When it was completed in 1909, the original Met-Life headquarters at 5 Madison Ave was the tallest building in the world.
(thanks for sharing the pic, edenpictures!)
Though it lost the title in 1913 to the Woolworth, the Clocktower Building has been an integral part of the Manhattan skyline ever since. Personally, it’s my favorite illuminated rooftop:
(thanks for sharing the pic, minwoo!)
Each clock on the building is 26.5 feet in diameter; each number measures 4 feet in height. The minute hands alone weigh half a ton each:
I recently had an opportunity to take a look inside the control room for one of the clocks, and wanted to share the beauty of the apparatus, still working decades after its installation. This is the front of the device…
…which connects to the clock hands via these cogs, which regulate the time:
The visible clock below mirrors the time displayed on the exterior for easy setting. I’m not sure how long this device has been in place, but man is it a beautiful antique (of course, the movie guy in me can’t help but think of The Hudsucker Proxy – could I use this to stop time??).

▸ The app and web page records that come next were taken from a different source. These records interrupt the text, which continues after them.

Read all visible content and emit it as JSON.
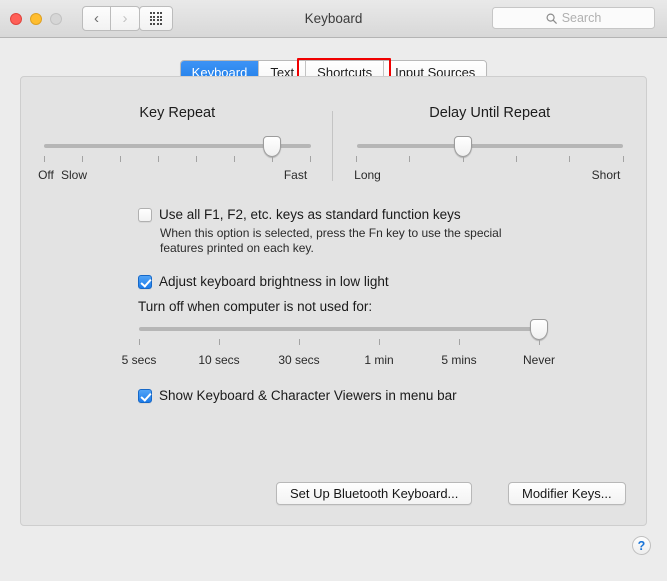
{
  "window": {
    "title": "Keyboard",
    "back_icon": "chevron-left-icon",
    "forward_icon": "chevron-right-icon",
    "grid_icon": "grid-apps-icon"
  },
  "search": {
    "placeholder": "Search",
    "value": "",
    "icon": "search-icon"
  },
  "tabs": [
    {
      "label": "Keyboard",
      "active": true
    },
    {
      "label": "Text",
      "active": false
    },
    {
      "label": "Shortcuts",
      "active": false,
      "highlighted": true
    },
    {
      "label": "Input Sources",
      "active": false
    }
  ],
  "highlight_color": "#f00000",
  "accent_color": "#1f7de8",
  "key_repeat": {
    "title": "Key Repeat",
    "ticks": 8,
    "thumb_index": 6,
    "labels": [
      {
        "text": "Off",
        "pos": 0
      },
      {
        "text": "Slow",
        "pos": 1
      },
      {
        "text": "Fast",
        "pos": 7
      }
    ]
  },
  "delay_until_repeat": {
    "title": "Delay Until Repeat",
    "ticks": 6,
    "thumb_index": 2,
    "labels": [
      {
        "text": "Long",
        "pos": 0
      },
      {
        "text": "Short",
        "pos": 5
      }
    ]
  },
  "function_keys": {
    "label": "Use all F1, F2, etc. keys as standard function keys",
    "checked": false,
    "help": "When this option is selected, press the Fn key to use the special features printed on each key."
  },
  "brightness": {
    "label": "Adjust keyboard brightness in low light",
    "checked": true
  },
  "turn_off": {
    "label": "Turn off when computer is not used for:",
    "ticks": 6,
    "thumb_index": 5,
    "labels": [
      "5 secs",
      "10 secs",
      "30 secs",
      "1 min",
      "5 mins",
      "Never"
    ]
  },
  "show_viewers": {
    "label": "Show Keyboard & Character Viewers in menu bar",
    "checked": true
  },
  "buttons": {
    "bluetooth": "Set Up Bluetooth Keyboard...",
    "modifier": "Modifier Keys..."
  },
  "help_button": {
    "label": "?"
  }
}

The room also features an old circuit breaker, still in use, as well as an old rotary phone – perhaps to double-check the time with?
I also had the opportunity to check out the top of the tower. The elevators only take you to a certain height, leaving a good 8 or 9 floors to hike. However, I loved the climb, as the staircase doesn’t seem to have changed since the building’s construction:
Lots of great designs in the iron work, including pineapples on each banister pole:
Tile work on the ground:
More and more steps…
More tile work (dusty due to the renovations):
Wall tiles and decoration:
As you get close, the passage gets very small, becoming a tight iron spiral staircase taking you up the last few flights:
And finally, the top of the tower, featuring an incredible 360-degree view of New York.
I love the bench ledge – I imagine Met Life execs bringing girls up here to impress them Mad Men-style back in the day:
The current owners are very film friendly, and have a lot of raw space for anyone looking to shoot. Definitely a pleasure to see it up close for the first time.